Self-contained unit –this device is capable of reconstructing fully scaled 3D models thanks to the on-board measuring stick and the two artificial light sources on the device mean that it can operate in low-light conditions, such as those typically encountered during underwater inspections.
Redundancy – If for some reason it is not possible to use stereo imaging to automatically recover 3D models, the on-board measuring stick, which is always visible in the acquired imagery, allows us to estimate the physical size of objects in the scene nonetheless, as long as the measuring stick is held close to the object of interest.
In-depth testing – We developed an experimental evidence base around several lighting conditions and several distances between the cameras and the subject in order to characterize the performance of our stereo system (in terms of producing good 3D reconstruction results).
The Université de Nantes Underwater stereo camera consists of two GoPro cameras, two waterproof artificial lights, and an adjustable measuring stick. The two GoPro cameras simultaneously photograph a scene from slightly different perspectives. By taking photographs of a target from at least two different vantage points, 3D information of the scene becomes encoded in the imagery.
This device is intended to facilitate inspections of all offshore and marine structures including marine renewable energy devices.
Example of MRE applications
This device can be used for quantifying cracks and visible damage forms, such as corrosion, which appear on the surface of MRE structures. However, to leverage the full potential of this device, we should look at 3D imaging. The 3D information that is captured by this device can be used for volumetric measurements, documentation, and presentation to the general public.
One specific application concerns measuring the shape of structural members that have been colonized by marine growth. Marine growth significantly increases the diameter and roughness of structural members. This introduces several problems; most notably, it increases drag forces and creates unpredictable hydrodynamic instabilities. These factors often cause a loss in structural performance and reliability, leading to shortened lifespans for MRE structures.

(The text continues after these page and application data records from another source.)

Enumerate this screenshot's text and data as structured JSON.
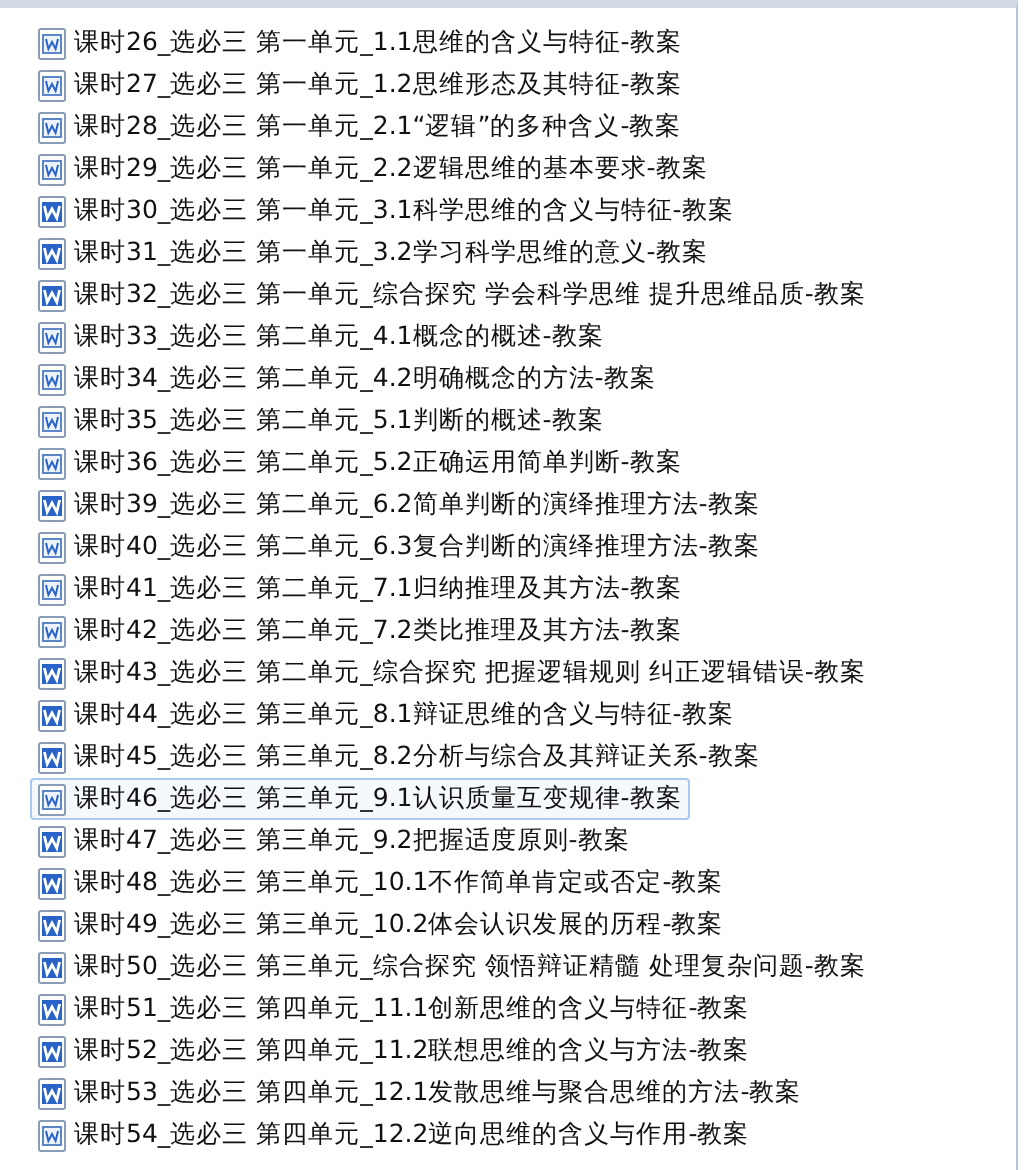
{
  "files": [
    {
      "name": "课时26_选必三 第一单元_1.1思维的含义与特征-教案",
      "kind": "doc",
      "selected": false
    },
    {
      "name": "课时27_选必三 第一单元_1.2思维形态及其特征-教案",
      "kind": "doc",
      "selected": false
    },
    {
      "name": "课时28_选必三 第一单元_2.1“逻辑”的多种含义-教案",
      "kind": "doc",
      "selected": false
    },
    {
      "name": "课时29_选必三 第一单元_2.2逻辑思维的基本要求-教案",
      "kind": "doc",
      "selected": false
    },
    {
      "name": "课时30_选必三 第一单元_3.1科学思维的含义与特征-教案",
      "kind": "docx",
      "selected": false
    },
    {
      "name": "课时31_选必三 第一单元_3.2学习科学思维的意义-教案",
      "kind": "docx",
      "selected": false
    },
    {
      "name": "课时32_选必三 第一单元_综合探究 学会科学思维 提升思维品质-教案",
      "kind": "docx",
      "selected": false
    },
    {
      "name": "课时33_选必三 第二单元_4.1概念的概述-教案",
      "kind": "doc",
      "selected": false
    },
    {
      "name": "课时34_选必三 第二单元_4.2明确概念的方法-教案",
      "kind": "doc",
      "selected": false
    },
    {
      "name": "课时35_选必三 第二单元_5.1判断的概述-教案",
      "kind": "doc",
      "selected": false
    },
    {
      "name": "课时36_选必三 第二单元_5.2正确运用简单判断-教案",
      "kind": "doc",
      "selected": false
    },
    {
      "name": "课时39_选必三 第二单元_6.2简单判断的演绎推理方法-教案",
      "kind": "docx",
      "selected": false
    },
    {
      "name": "课时40_选必三 第二单元_6.3复合判断的演绎推理方法-教案",
      "kind": "doc",
      "selected": false
    },
    {
      "name": "课时41_选必三 第二单元_7.1归纳推理及其方法-教案",
      "kind": "doc",
      "selected": false
    },
    {
      "name": "课时42_选必三 第二单元_7.2类比推理及其方法-教案",
      "kind": "doc",
      "selected": false
    },
    {
      "name": "课时43_选必三 第二单元_综合探究 把握逻辑规则 纠正逻辑错误-教案",
      "kind": "docx",
      "selected": false
    },
    {
      "name": "课时44_选必三 第三单元_8.1辩证思维的含义与特征-教案",
      "kind": "docx",
      "selected": false
    },
    {
      "name": "课时45_选必三 第三单元_8.2分析与综合及其辩证关系-教案",
      "kind": "docx",
      "selected": false
    },
    {
      "name": "课时46_选必三 第三单元_9.1认识质量互变规律-教案",
      "kind": "doc",
      "selected": true
    },
    {
      "name": "课时47_选必三 第三单元_9.2把握适度原则-教案",
      "kind": "docx",
      "selected": false
    },
    {
      "name": "课时48_选必三 第三单元_10.1不作简单肯定或否定-教案",
      "kind": "docx",
      "selected": false
    },
    {
      "name": "课时49_选必三 第三单元_10.2体会认识发展的历程-教案",
      "kind": "docx",
      "selected": false
    },
    {
      "name": "课时50_选必三 第三单元_综合探究 领悟辩证精髓 处理复杂问题-教案",
      "kind": "docx",
      "selected": false
    },
    {
      "name": "课时51_选必三 第四单元_11.1创新思维的含义与特征-教案",
      "kind": "docx",
      "selected": false
    },
    {
      "name": "课时52_选必三 第四单元_11.2联想思维的含义与方法-教案",
      "kind": "docx",
      "selected": false
    },
    {
      "name": "课时53_选必三 第四单元_12.1发散思维与聚合思维的方法-教案",
      "kind": "docx",
      "selected": false
    },
    {
      "name": "课时54_选必三 第四单元_12.2逆向思维的含义与作用-教案",
      "kind": "doc",
      "selected": false
    }
  ]
}
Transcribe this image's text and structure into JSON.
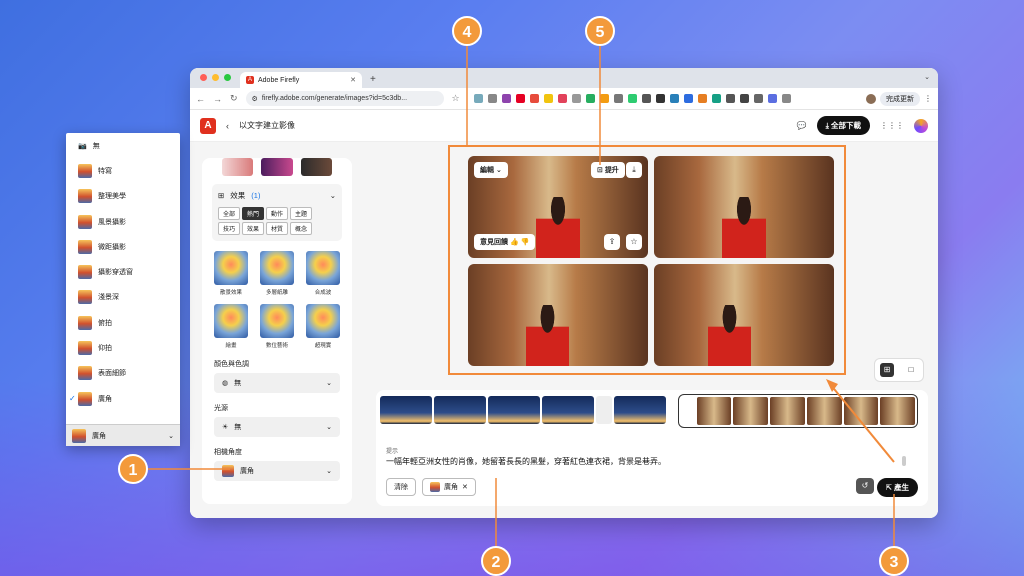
{
  "browser": {
    "tab_title": "Adobe Firefly",
    "url": "firefly.adobe.com/generate/images?id=5c3db...",
    "update_label": "完成更新"
  },
  "header": {
    "back_label": "以文字建立影像",
    "download_all": "全部下載"
  },
  "panel": {
    "effects": {
      "title": "效果",
      "count": "(1)",
      "chips": [
        "全部",
        "熱門",
        "動作",
        "主題",
        "技巧",
        "效果",
        "材質",
        "概念"
      ],
      "active_chip": "熱門",
      "items": [
        "散景效果",
        "多層紙雕",
        "合成波",
        "繪畫",
        "數位藝術",
        "超現實"
      ]
    },
    "color_tone": {
      "label": "顏色與色調",
      "value": "無"
    },
    "lighting": {
      "label": "光源",
      "value": "無"
    },
    "camera_angle": {
      "label": "相機角度",
      "value": "廣角"
    }
  },
  "gallery": {
    "edit_label": "編輯",
    "upscale_label": "提升",
    "feedback_label": "意見回饋"
  },
  "prompt": {
    "label": "提示",
    "text": "一幅年輕亞洲女性的肖像，她留著長長的黑髮，穿著紅色連衣裙，背景是巷弄。",
    "clear_label": "清除",
    "tag_label": "廣角",
    "generate_label": "產生"
  },
  "menu": {
    "items": [
      "無",
      "特寫",
      "整理美學",
      "風景攝影",
      "微距攝影",
      "攝影穿透窗",
      "淺景深",
      "俯拍",
      "仰拍",
      "表面細節",
      "廣角"
    ],
    "selected": "廣角"
  },
  "callouts": [
    "1",
    "2",
    "3",
    "4",
    "5"
  ],
  "colors": {
    "accent_orange": "#f39a3b",
    "adobe_red": "#e0301e",
    "link_blue": "#1473e6"
  }
}
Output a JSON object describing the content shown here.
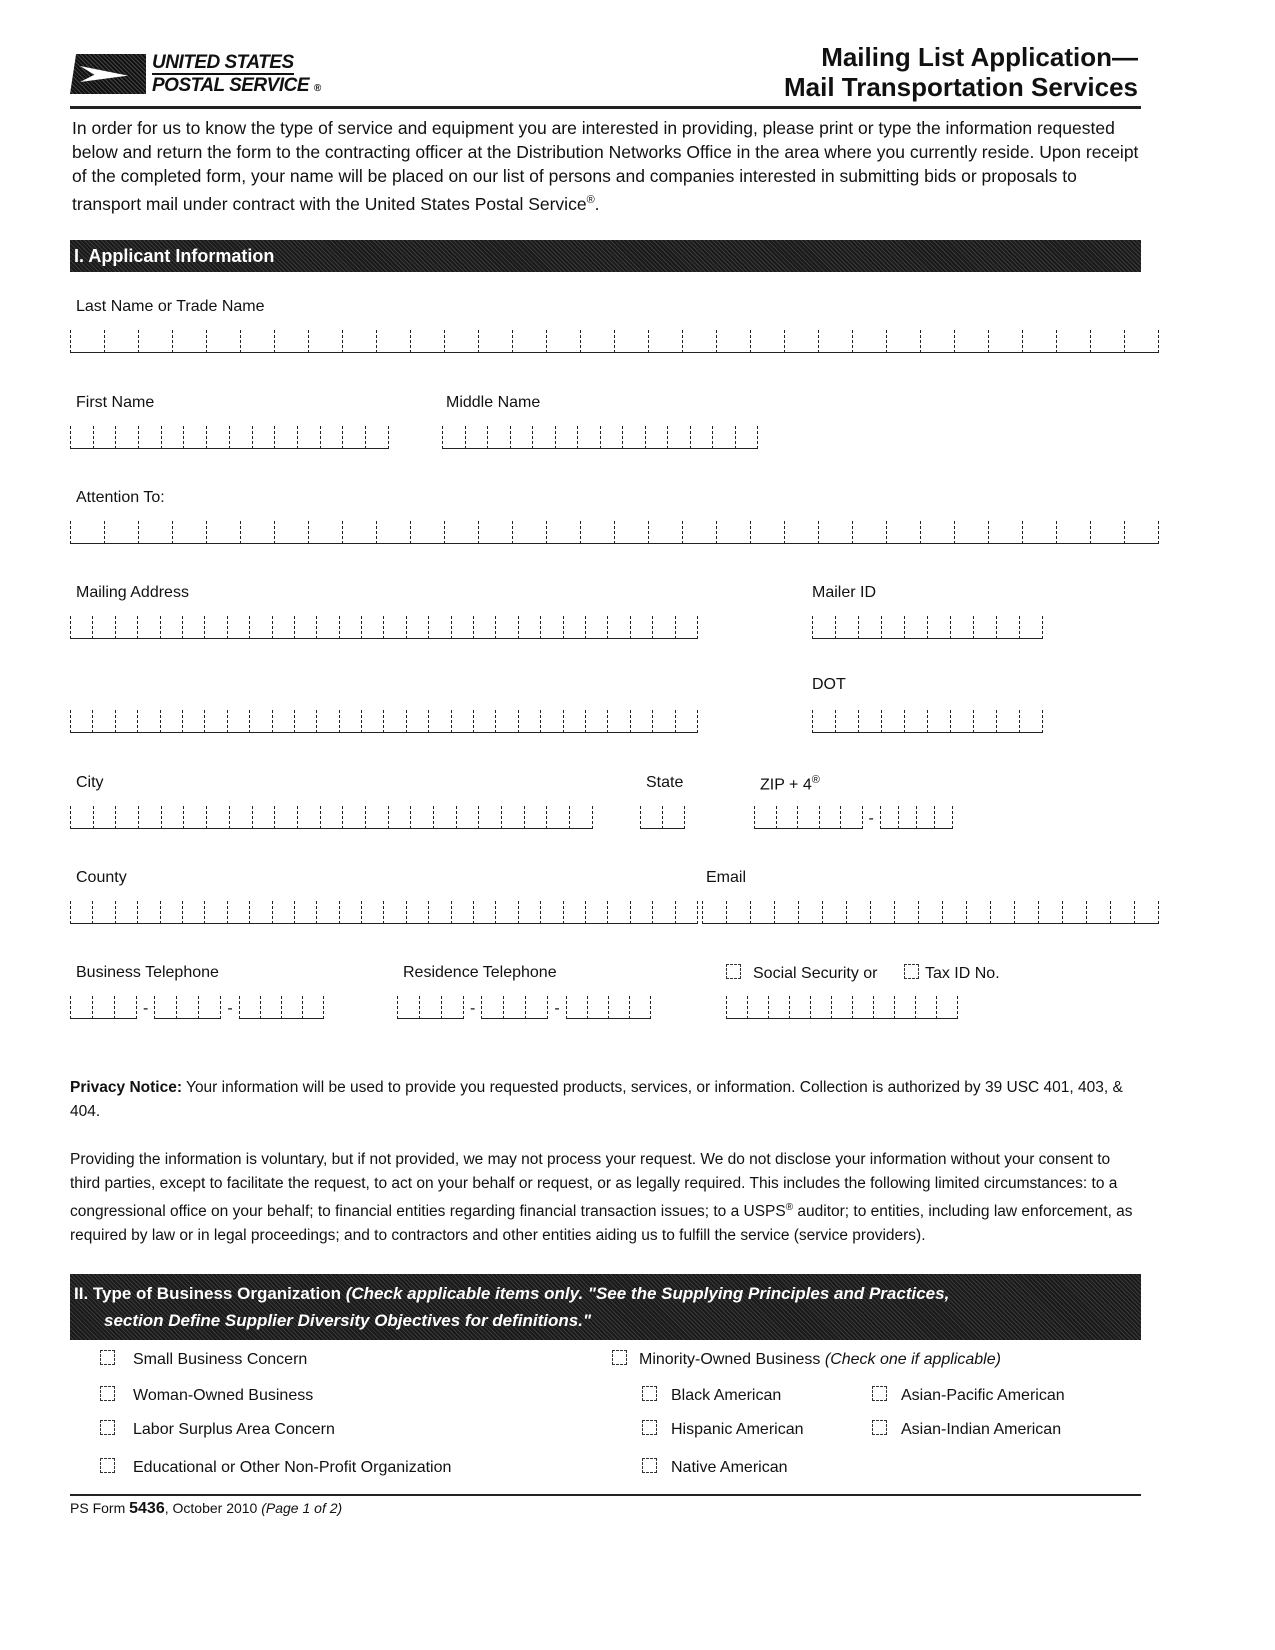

Owners/operators of these structures, therefore, have a keen interest in monitoring the progression of marine growth so that they can choose the best times to carry out costly cleaning regimes, and so that they have more reliable estimates of the loading on a structure. This is useful when assessing a structure’s eligibility for requalification schemes, which ultimately, can prolong a structure’s in-service life. The diameter and roughness vary around and among structural components, and require full 3D shape of the marine growth to be computed.